The Alarm Clock That Makes Fresh Coffee Is Worth Waking Up For


Waking up sucks. Well, at least it did before your alarm clock had coffee ready for you when you finally roll over.

Brought to us by London-based industrial designer Joshua Renouf, the Barisieur is an alarm clock that doubles as a coffee maker. Just try not to blindly slap the snooze button… that’ll leave a mark.




[link, via designtaxi]

The Rubiks Cube Fridge Will Solve Your Cooling Needs


If your current mini-fridge has you puzzled, the Rubik’s Cube Fridge is here to help.

Designed to look like the multi-colored cube that haunted your nightmares back in the 80s, this oversized Rubik’s will keep any food or drinks cool.

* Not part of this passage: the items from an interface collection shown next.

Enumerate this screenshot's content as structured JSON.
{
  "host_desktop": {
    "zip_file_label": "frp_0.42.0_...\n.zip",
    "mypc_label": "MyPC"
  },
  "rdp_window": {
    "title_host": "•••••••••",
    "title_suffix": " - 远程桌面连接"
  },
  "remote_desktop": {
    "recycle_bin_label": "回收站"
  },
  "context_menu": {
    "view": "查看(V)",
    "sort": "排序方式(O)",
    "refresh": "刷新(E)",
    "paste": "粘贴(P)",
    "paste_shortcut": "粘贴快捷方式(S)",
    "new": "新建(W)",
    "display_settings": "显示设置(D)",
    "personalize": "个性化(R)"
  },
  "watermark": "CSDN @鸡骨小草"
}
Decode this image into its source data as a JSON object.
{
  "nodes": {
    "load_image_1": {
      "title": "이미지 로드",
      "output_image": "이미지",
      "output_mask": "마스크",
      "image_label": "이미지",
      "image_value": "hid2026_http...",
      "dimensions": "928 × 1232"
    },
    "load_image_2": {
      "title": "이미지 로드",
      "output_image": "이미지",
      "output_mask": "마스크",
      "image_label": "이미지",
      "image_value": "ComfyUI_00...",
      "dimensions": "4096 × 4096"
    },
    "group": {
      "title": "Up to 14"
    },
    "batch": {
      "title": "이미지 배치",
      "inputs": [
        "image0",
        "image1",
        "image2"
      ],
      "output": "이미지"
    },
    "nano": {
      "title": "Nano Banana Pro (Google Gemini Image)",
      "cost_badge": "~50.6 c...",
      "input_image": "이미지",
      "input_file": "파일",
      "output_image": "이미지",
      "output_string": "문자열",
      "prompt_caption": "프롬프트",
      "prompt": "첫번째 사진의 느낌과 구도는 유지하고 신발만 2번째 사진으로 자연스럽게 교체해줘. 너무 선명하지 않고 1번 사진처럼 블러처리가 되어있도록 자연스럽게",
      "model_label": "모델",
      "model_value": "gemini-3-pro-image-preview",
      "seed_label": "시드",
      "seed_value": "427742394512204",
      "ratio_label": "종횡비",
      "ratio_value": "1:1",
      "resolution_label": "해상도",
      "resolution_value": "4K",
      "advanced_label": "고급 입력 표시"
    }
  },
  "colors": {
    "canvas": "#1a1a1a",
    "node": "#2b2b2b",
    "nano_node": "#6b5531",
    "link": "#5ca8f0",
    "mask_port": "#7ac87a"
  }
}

Although, the Rubik’s fridge comes mixed up. So, you’ll need to remove the square stickers to solve it, just like you used to. Then keep the whole nostalgia-thing going and stock it with wine coolers.




Have Your Selfie Printed On A Burger With Mayonnaise For Some Reason


If you were wondering how this selfie craze could be made a little bit more intolerable, Hellmann’s has the answer. Warning… it involves printing your mug on a burger using mayonnaise.

Hellmann’s recently set up a selfie printing station/burger truck and, with the help of a 3D printer, created Burger Selfies. Although the pictures weren’t taken by the subject themselves, so “selfie” is a bit misleading. That, and nobody believes that anyone still puts mayonnaise on a burger. Lies! All lies!!

[link, via Incredible Things]

Tic Tacs As Vintage Video Games


Tic Tacs have been around so long, that people were enjoying them when Pac-Man was still fun. To help pay homage to the antiquated technology and breath mint, the Miami Ad School created a series of ads of vintage video games made from Tic Tacs.

From candy Pac-Man and Snake to an Arkanoid board, the ads were probably fun to assemble. Not more fun than actually playing Arkanoid though… those bricks were crazy.



[via designtaxi]

Beautiful Railway Dioramas Built Atop Pringles Cans


Pringles cans… they’re not just for getting your hand stuck in them. Artist Akihiro Morohoshi uses the deadly hand traps as a base for his beautiful railway dioramas.

Only part of a series of railways set in ephemeral townscapes, Morohoshi also builds these extraordinary scenes upon gumball machines, matchboxes and electric guitars.





[link, via Spoon & Tamago]